(Element data from apps and pages)
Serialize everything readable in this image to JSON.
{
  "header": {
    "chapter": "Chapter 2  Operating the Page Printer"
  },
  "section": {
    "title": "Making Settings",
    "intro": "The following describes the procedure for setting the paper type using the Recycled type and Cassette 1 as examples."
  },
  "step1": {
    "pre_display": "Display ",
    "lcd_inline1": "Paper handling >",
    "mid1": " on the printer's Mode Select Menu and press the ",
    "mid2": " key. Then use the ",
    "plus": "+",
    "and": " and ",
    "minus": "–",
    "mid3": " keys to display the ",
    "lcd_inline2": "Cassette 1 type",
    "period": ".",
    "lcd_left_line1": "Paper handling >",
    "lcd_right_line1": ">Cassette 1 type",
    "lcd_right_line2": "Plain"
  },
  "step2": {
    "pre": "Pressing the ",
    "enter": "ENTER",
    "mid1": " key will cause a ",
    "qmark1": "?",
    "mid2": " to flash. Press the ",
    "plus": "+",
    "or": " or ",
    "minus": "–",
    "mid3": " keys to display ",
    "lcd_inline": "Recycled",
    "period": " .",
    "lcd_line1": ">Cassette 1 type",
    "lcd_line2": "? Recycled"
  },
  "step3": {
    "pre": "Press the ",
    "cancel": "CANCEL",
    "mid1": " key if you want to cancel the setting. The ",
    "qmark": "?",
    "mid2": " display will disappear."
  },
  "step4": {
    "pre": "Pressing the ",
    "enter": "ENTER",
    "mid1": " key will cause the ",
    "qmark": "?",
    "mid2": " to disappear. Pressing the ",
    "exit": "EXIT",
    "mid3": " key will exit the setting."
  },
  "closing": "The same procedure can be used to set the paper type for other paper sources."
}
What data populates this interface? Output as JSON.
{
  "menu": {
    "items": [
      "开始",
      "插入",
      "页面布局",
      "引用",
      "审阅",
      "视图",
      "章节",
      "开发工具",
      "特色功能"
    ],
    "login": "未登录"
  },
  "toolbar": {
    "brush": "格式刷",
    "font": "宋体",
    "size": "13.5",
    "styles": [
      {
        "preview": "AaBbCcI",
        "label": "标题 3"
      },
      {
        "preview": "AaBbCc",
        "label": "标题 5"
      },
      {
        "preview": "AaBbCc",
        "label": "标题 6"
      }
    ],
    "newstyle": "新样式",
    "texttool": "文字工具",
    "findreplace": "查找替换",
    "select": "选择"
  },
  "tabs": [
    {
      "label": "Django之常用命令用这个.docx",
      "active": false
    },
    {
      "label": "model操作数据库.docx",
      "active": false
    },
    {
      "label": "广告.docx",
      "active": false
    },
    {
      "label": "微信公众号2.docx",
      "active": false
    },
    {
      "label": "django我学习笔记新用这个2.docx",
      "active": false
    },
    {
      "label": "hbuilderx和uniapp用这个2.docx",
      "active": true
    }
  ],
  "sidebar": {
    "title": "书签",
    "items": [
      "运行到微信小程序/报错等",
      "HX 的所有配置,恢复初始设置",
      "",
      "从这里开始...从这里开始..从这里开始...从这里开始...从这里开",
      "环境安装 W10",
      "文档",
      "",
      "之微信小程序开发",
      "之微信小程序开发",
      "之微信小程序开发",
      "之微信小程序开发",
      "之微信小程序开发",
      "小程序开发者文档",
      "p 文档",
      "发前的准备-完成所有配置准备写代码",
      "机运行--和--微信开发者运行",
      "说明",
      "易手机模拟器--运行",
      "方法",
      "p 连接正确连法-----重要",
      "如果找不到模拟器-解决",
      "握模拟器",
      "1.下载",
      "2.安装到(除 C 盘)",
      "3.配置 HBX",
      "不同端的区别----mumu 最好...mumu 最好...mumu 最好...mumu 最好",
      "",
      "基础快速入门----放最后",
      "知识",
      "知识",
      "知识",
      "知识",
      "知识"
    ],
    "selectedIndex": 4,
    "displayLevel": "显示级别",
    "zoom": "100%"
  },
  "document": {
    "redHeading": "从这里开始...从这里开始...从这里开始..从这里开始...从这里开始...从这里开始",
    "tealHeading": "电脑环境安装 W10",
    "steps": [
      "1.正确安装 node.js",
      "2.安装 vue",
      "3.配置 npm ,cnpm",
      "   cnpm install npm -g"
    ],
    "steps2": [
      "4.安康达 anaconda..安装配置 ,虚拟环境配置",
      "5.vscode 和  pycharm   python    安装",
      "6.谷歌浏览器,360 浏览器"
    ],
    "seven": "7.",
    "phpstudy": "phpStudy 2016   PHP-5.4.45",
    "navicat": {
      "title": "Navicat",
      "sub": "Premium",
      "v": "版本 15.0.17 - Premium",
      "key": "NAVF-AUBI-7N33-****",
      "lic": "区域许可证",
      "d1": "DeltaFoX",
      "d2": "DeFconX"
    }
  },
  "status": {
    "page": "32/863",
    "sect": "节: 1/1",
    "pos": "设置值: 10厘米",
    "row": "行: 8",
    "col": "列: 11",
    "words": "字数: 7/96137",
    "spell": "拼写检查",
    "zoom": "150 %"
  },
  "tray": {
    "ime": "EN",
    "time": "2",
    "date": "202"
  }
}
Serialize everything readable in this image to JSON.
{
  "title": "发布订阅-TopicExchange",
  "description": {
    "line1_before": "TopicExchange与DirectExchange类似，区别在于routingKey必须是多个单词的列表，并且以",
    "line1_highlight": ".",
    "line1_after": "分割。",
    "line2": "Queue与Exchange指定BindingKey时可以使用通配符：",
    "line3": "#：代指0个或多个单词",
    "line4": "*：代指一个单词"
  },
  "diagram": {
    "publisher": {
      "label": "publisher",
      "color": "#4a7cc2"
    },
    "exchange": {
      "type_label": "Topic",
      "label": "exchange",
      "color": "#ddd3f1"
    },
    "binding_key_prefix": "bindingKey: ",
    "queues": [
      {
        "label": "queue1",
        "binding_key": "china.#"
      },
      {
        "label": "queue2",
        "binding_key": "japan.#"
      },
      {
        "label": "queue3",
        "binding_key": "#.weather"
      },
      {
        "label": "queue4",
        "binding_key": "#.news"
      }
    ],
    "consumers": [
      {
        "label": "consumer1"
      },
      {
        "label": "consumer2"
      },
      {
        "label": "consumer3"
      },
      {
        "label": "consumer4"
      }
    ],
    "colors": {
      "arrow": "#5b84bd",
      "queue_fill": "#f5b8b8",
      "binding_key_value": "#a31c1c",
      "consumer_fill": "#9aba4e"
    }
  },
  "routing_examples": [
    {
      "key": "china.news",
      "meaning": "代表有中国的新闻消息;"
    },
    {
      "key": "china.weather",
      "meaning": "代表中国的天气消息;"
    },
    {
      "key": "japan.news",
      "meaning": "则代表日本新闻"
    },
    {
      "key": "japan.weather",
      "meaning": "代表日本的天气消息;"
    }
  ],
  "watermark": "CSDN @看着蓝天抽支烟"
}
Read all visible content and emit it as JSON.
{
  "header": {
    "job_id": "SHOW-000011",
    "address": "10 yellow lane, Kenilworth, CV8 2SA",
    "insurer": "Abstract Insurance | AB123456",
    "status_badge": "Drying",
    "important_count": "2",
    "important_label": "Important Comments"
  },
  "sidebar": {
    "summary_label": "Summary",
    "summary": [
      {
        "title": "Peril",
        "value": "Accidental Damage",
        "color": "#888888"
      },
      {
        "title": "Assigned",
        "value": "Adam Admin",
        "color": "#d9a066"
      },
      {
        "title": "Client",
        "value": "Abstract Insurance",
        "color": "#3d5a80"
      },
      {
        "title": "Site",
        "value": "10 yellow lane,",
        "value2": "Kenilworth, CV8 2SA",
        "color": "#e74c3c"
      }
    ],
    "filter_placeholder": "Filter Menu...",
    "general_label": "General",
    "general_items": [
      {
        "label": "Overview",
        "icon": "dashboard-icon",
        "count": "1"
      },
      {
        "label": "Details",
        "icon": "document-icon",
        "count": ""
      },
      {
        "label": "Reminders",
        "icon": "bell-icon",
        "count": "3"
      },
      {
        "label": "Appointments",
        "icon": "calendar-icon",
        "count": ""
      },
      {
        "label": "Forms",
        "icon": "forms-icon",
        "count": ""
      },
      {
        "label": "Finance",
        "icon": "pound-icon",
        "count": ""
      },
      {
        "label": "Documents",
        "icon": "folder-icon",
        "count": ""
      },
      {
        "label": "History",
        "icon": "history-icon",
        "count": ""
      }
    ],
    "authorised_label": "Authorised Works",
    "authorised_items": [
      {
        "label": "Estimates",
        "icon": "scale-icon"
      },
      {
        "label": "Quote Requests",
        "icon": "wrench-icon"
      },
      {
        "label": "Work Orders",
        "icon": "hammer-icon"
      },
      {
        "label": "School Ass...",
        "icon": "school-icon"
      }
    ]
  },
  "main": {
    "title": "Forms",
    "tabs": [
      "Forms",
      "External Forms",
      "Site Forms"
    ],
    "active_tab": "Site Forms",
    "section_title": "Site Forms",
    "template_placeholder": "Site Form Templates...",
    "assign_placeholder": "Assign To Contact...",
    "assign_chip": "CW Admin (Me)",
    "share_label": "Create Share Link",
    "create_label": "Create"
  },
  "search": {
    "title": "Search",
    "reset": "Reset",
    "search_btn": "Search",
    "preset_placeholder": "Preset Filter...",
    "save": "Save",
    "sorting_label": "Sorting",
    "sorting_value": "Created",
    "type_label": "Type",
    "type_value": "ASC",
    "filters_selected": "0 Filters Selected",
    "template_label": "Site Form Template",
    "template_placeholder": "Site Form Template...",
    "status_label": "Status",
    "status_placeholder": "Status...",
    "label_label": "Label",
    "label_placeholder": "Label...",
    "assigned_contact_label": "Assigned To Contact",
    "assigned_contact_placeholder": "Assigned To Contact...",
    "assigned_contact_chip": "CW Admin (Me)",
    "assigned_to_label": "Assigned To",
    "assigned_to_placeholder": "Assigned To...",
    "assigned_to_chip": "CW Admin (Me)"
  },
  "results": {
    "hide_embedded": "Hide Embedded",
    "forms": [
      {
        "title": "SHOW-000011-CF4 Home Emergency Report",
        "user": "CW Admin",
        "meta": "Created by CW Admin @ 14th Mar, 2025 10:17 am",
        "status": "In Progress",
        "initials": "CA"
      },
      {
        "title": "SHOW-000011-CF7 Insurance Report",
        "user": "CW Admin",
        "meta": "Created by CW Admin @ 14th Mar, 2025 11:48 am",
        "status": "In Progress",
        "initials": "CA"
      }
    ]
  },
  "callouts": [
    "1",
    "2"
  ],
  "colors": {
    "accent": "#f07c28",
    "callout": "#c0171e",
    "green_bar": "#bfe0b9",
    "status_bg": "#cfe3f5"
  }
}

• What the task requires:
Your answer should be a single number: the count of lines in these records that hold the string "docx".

• Exercise solution:
6